The collaboration between the "Soccer Six" and Starfinder makes a lot of sense. With a growing local community, it's a way to bring together the people and programs that are involved with soccer in any sort of capacity.
Consider the precedent set by the "Big 5" and "City 6" basketball schools and their participation in the "Coaches vs. Cancer" programs.
Beyond the competition on the hardwood, the local footprint is extended to community and charitable deeds.
"The genesis of this came when the Philadelphia "Soccer Six" coaches got together and were looking for a way to give back to the community," Fuller explained. "We didn't have to look far to see the tremendous work that the Big 5 coaches have done with 'Coaches vs. Cancer'. We kind of used that as a model, trying to find a local organization that we think would be a good fit for our programs giving back, and Starfinder, being an inner city soccer organization, was a natural fit.
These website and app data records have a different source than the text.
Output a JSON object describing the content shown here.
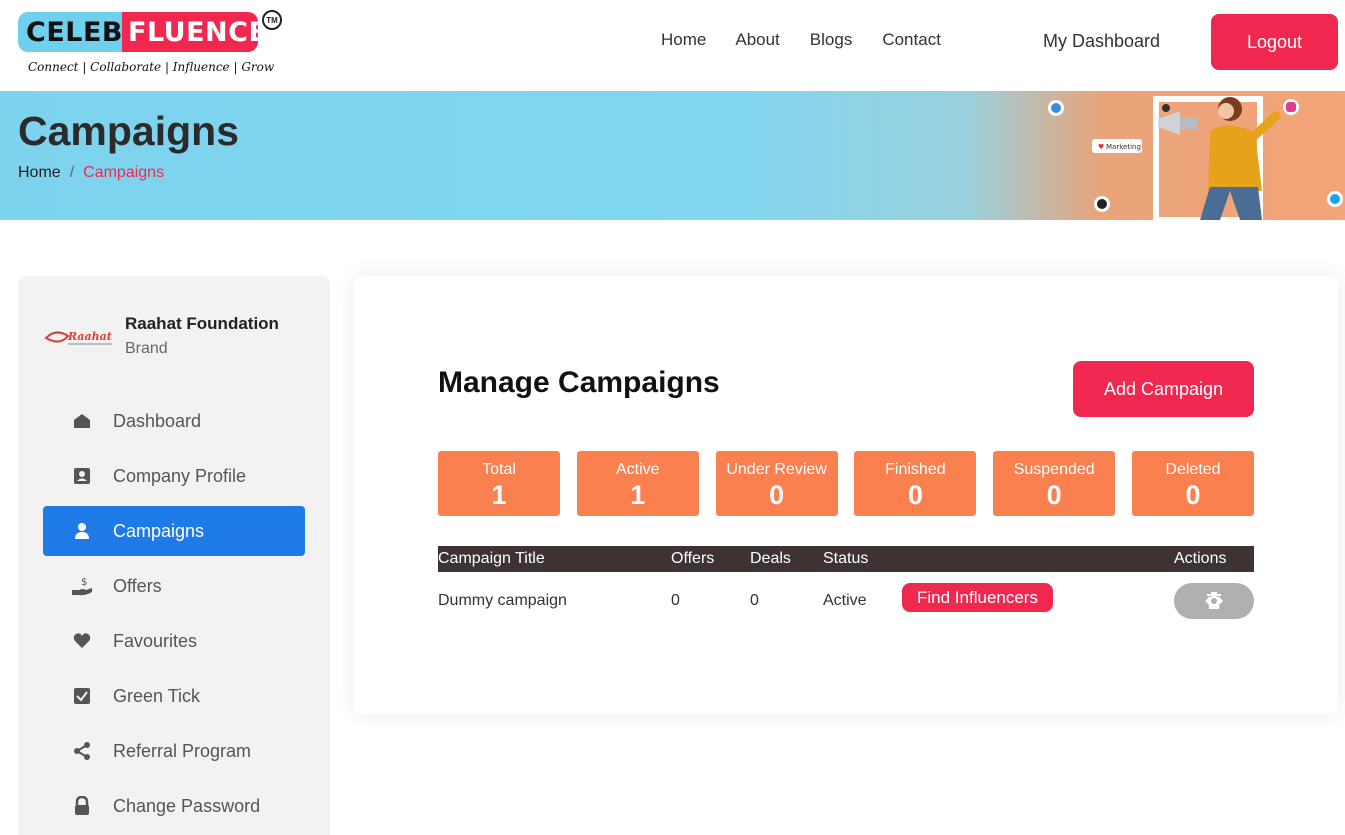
{
  "logo": {
    "part1": "CELEB",
    "part2": "FLUENCE",
    "tm": "TM",
    "tagline": "Connect | Collaborate | Influence | Grow"
  },
  "nav": {
    "items": [
      "Home",
      "About",
      "Blogs",
      "Contact"
    ],
    "my_dashboard": "My Dashboard",
    "logout": "Logout"
  },
  "banner": {
    "title": "Campaigns",
    "crumb_home": "Home",
    "crumb_sep": "/",
    "crumb_current": "Campaigns",
    "art_badge": "Marketing"
  },
  "sidebar": {
    "brand_name": "Raahat Foundation",
    "brand_role": "Brand",
    "brand_logo_text": "Raahat",
    "items": [
      {
        "label": "Dashboard",
        "icon": "home-icon"
      },
      {
        "label": "Company Profile",
        "icon": "id-card-icon"
      },
      {
        "label": "Campaigns",
        "icon": "user-icon",
        "active": true
      },
      {
        "label": "Offers",
        "icon": "hand-money-icon"
      },
      {
        "label": "Favourites",
        "icon": "heart-icon"
      },
      {
        "label": "Green Tick",
        "icon": "check-square-icon"
      },
      {
        "label": "Referral Program",
        "icon": "share-icon"
      },
      {
        "label": "Change Password",
        "icon": "lock-icon"
      }
    ]
  },
  "main": {
    "title": "Manage Campaigns",
    "add_button": "Add Campaign",
    "stats": [
      {
        "label": "Total",
        "value": "1"
      },
      {
        "label": "Active",
        "value": "1"
      },
      {
        "label": "Under Review",
        "value": "0"
      },
      {
        "label": "Finished",
        "value": "0"
      },
      {
        "label": "Suspended",
        "value": "0"
      },
      {
        "label": "Deleted",
        "value": "0"
      }
    ],
    "table": {
      "headers": {
        "title": "Campaign Title",
        "offers": "Offers",
        "deals": "Deals",
        "status": "Status",
        "actions": "Actions"
      },
      "rows": [
        {
          "title": "Dummy campaign",
          "offers": "0",
          "deals": "0",
          "status": "Active",
          "find": "Find Influencers"
        }
      ]
    }
  },
  "colors": {
    "brand_red": "#f0284f",
    "active_blue": "#1e7ae6",
    "stat_orange": "#fb8050",
    "table_head": "#3e3333"
  }
}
This whole relationship is in its infancy stages. We would love to get to a point where we are having as great of an impact on Starfinder as the Big 5 coaches are with 'Coaches vs. Cancer'. But right now that's well into the future. We're just hoping to have a great day of college soccer at a central location in the city and help a local soccer organization grow and gain a little bit of notoriety."
You may have played at Starfinder's facility.
Adult recreational leagues have regular games inside the building, and the Tuesday and Thursday pickup games draw up to thirty people on some afternoons.
But the foundation's main focus is providing educational and developmental programs to children from inner-city Philadelphia.
Since 2002, the facility has been working with 600 to 700 kids each year. For six straight years, 100 percent of Starfinder's regularly-attending seniors have completed high school. All of those kids have either been accepted into college, or have plans to pursue higher education.
"We're really interested in figuring out ways to raise our visibility," Warren added. "We know that people who love soccer are interested in the work we're doing. They're behind the idea of using soccer in this whole other way, to support kids and youth development. I would love to find ways to build some meaningful relationships, and one of the things that's a challenge for us to to try to find those points of connection that allow people to understand what (our kids are like). You have the highest concentration of under served youth in Philadelphia, so there's a real need, in terms of that population, to have the kind of programming that supports their success."
Contact Union writer Kevin Kinkead at email@example.com